"Until recently we were unaware of this direct link to our Air Force combat rescue beginnings," said Capt. Chris Bernard, a combat rescue officer. "These guys were the founding fathers of organized combat rescue and recovery. This is like finding a long lost ancestor. Their mission was the same as ours is now, except today we use helicopters and airplanes. They would be on alert, and if they got a radio call, they would rush out into the ocean and try to pick up a lost pilot before the sharks or the bad guys got him."

The boat was originally donated to the AAF-USAF Crash Rescue Boat Association in 1997. Bud Tretter, a Korean War crash boat veteran, stepped up to the table to refurbish the historic vessel.

"The two most expensive words in the dictionary are 'nostalgia' and 'restoration,'" Mr. Tretter said.

Mr. Tretter was the only member of the association who owned a shipyard, so everyone else naturally looked to him to take on the project.

"What do you do?" Mr. Tretter said. The association was talking about restoring it, and I reluctantly raised my hand."

Ten years and $1 million later. Mr. Tretter, along with his sons and some old war buddies, completed the arduous task. What they had when the project was done was one of only 140 rescue boats to survive today in its original military form.

For Joe Placente, another Korean War crash boat veteran, his current "tour of duty" on P-520 has been an uplifting experience.

"It's opened all our eyes to what it meant to the World War II and Korean War veterans," he said. "Those who served, once they stepped back on board it's like they were home again, back being a 20-year-old."



Mr. Placente said when he was serving as a B-29 radio operator he had never heard of the crash boats.

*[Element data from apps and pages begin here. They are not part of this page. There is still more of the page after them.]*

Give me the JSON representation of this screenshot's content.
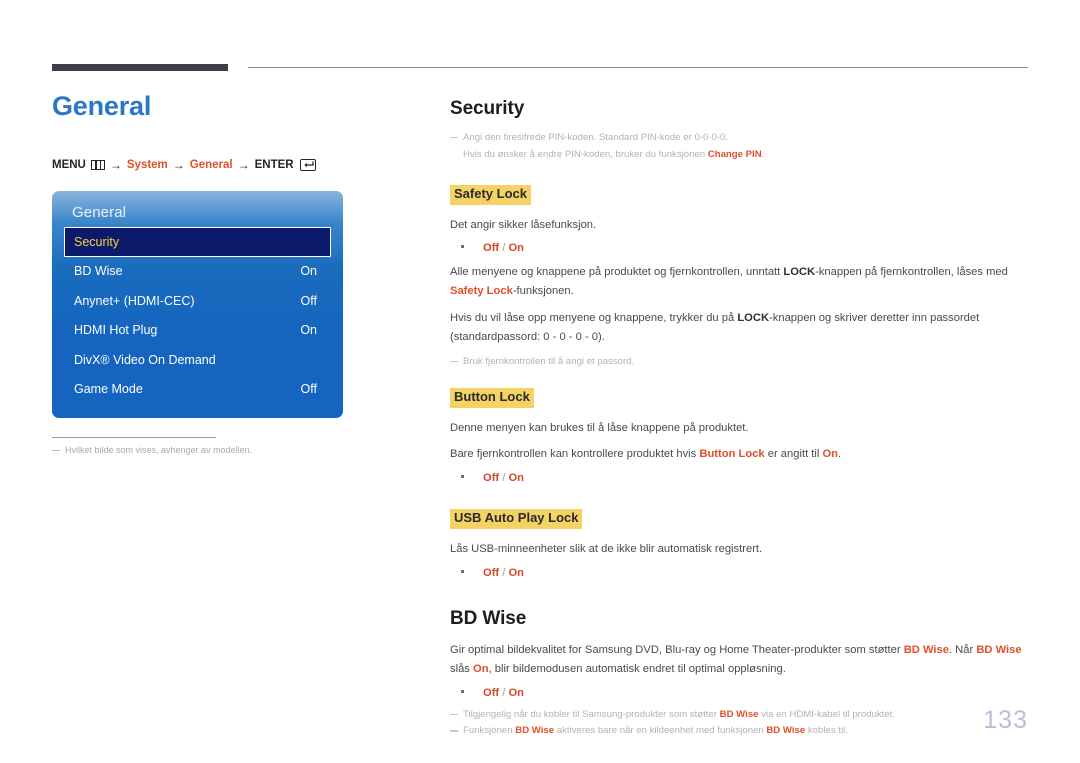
{
  "page": {
    "number": "133"
  },
  "left": {
    "title": "General",
    "menu_path": {
      "menu_label": "MENU",
      "menu_icon": "menu-grid-icon",
      "arrow": "→",
      "step1": "System",
      "step2": "General",
      "enter_label": "ENTER",
      "enter_icon": "enter-key-icon"
    },
    "osd": {
      "title": "General",
      "rows": [
        {
          "label": "Security",
          "value": "",
          "selected": true
        },
        {
          "label": "BD Wise",
          "value": "On",
          "selected": false
        },
        {
          "label": "Anynet+ (HDMI-CEC)",
          "value": "Off",
          "selected": false
        },
        {
          "label": "HDMI Hot Plug",
          "value": "On",
          "selected": false
        },
        {
          "label": "DivX® Video On Demand",
          "value": "",
          "selected": false
        },
        {
          "label": "Game Mode",
          "value": "Off",
          "selected": false
        }
      ]
    },
    "panel_note": "Hvilket bilde som vises, avhenger av modellen."
  },
  "right": {
    "security": {
      "title": "Security",
      "note_line_1": "Angi den firesifrede PIN-koden. Standard PIN-kode er 0-0-0-0.",
      "note_line_2_pre": "Hvis du ønsker å endre PIN-koden, bruker du funksjonen ",
      "note_line_2_accent": "Change PIN",
      "note_line_2_post": "."
    },
    "safety_lock": {
      "heading": "Safety Lock",
      "p1": "Det angir sikker låsefunksjon.",
      "bullet": {
        "off": "Off",
        "sep": " / ",
        "on": "On"
      },
      "p2_a": "Alle menyene og knappene på produktet og fjernkontrollen, unntatt ",
      "p2_b": "LOCK",
      "p2_c": "-knappen på fjernkontrollen, låses med ",
      "p2_d": "Safety Lock",
      "p2_e": "-funksjonen.",
      "p3_a": "Hvis du vil låse opp menyene og knappene, trykker du på ",
      "p3_b": "LOCK",
      "p3_c": "-knappen og skriver deretter inn passordet (standardpassord: 0 - 0 - 0 - 0).",
      "note": "Bruk fjernkontrollen til å angi et passord."
    },
    "button_lock": {
      "heading": "Button Lock",
      "p1": "Denne menyen kan brukes til å låse knappene på produktet.",
      "p2_a": "Bare fjernkontrollen kan kontrollere produktet hvis ",
      "p2_b": "Button Lock",
      "p2_c": " er angitt til ",
      "p2_d": "On",
      "p2_e": ".",
      "bullet": {
        "off": "Off",
        "sep": " / ",
        "on": "On"
      }
    },
    "usb_auto_play_lock": {
      "heading": "USB Auto Play Lock",
      "p1": "Lås USB-minneenheter slik at de ikke blir automatisk registrert.",
      "bullet": {
        "off": "Off",
        "sep": " / ",
        "on": "On"
      }
    },
    "bd_wise": {
      "title": "BD Wise",
      "p1_a": "Gir optimal bildekvalitet for Samsung DVD, Blu-ray og Home Theater-produkter som støtter ",
      "p1_b": "BD Wise",
      "p1_c": ". Når ",
      "p1_d": "BD Wise",
      "p1_e": " slås ",
      "p1_f": "On",
      "p1_g": ", blir bildemodusen automatisk endret til optimal oppløsning.",
      "bullet": {
        "off": "Off",
        "sep": " / ",
        "on": "On"
      },
      "note1_a": "Tilgjengelig når du kobler til Samsung-produkter som støtter ",
      "note1_b": "BD Wise",
      "note1_c": " via en HDMI-kabel til produktet.",
      "note2_a": "Funksjonen ",
      "note2_b": "BD Wise",
      "note2_c": " aktiveres bare når en kildeenhet med funksjonen ",
      "note2_d": "BD Wise",
      "note2_e": " kobles til."
    }
  },
  "colors": {
    "heading_blue": "#2a77c4",
    "accent_orange": "#e0502a",
    "highlight_yellow": "#f5d264",
    "osd_blue": "#1565c0",
    "osd_selected": "#0d1a6b",
    "osd_selected_text": "#f5d14a",
    "page_number": "#b9bfd4"
  }
}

"They sent me to the Far East and put me on a boat," he said. "After two years, they sent me back stateside, back to the B-29. and 1 never heard of the boats again."

That was until he reunited with the association that is now taking him on tour with P-520.

Mr. Piacente said the crash boat veterans appreciated the fact that the Reservists came out to see them and their boat.

"We're sure glad those guys were here to receive us," Mr. Placente said. "They've really come a long way. They picked up the rescue ball and still have it bouncing."

"I think it's a continuation of what we started." said Don Lashua, a Korean War crash boat veteran. "I think it's great the way it is now. It was really crude when to did it."

The rescue pioneers' work is not lost on the modern-day combat rescue warriors, who had a chance to share war stories with these Air force "Sailors."

"It's just amazing to see and hear the stories about how crude everything was and that they were able to do that for months at a time." said Tech. Sgt. Brian Nelson, 304th RQS radio maintenance technician. "I got a better understanding and appreciation for what we have now and how we do business."

Mr. Lashua said their missions were generally scheduled to last for two weeks but, because of a lack of boats, they usually ended up lasting two to three months. While their primary mission was rescue, during the Korean War the boats were more often used for "spook work" or spy missions.

Mr. Tretter said the association is planning to leave P-520 at Swan Island Harbor. Ore... next to a World War II Navy PT boat.

He hopes to find a museum to permanently house the boat. Mr. Tretter asks that if anyone knows of a museum that can house the boat in a building to contact his son, Jerry, at He also has a Web site at

(Sergeant Bnbin is a traditional Reservist assigned to the 920th Rescue Wing public affairs office at Patrick Air Force Base, Fla. The 304th RQS is assigned to the wing. He wrote this story while on temporary duty in Portland.)

Story and photos by Master Sgt. Chance C. Babin
COPYRIGHT 2007 Air Force Reserves
No portion of this article can be reproduced without the express written permission from the copyright holder.
Copyright 2007 Gale, Cengage Learning. All rights reserved.

Article Details
Printer friendly Cite/link Email Feedback
Author:Babin, Chance C.
Publication:Citizen Airman
Date:Dec 1, 2007
Previous Article:Saluting the past: new F-22 unit celebrates historic ties to Tuskegee Airmen.
Next Article:Air Force Week.

Terms of use | Privacy policy | Copyright © 2021 Farlex, Inc. | Feedback | For webmasters |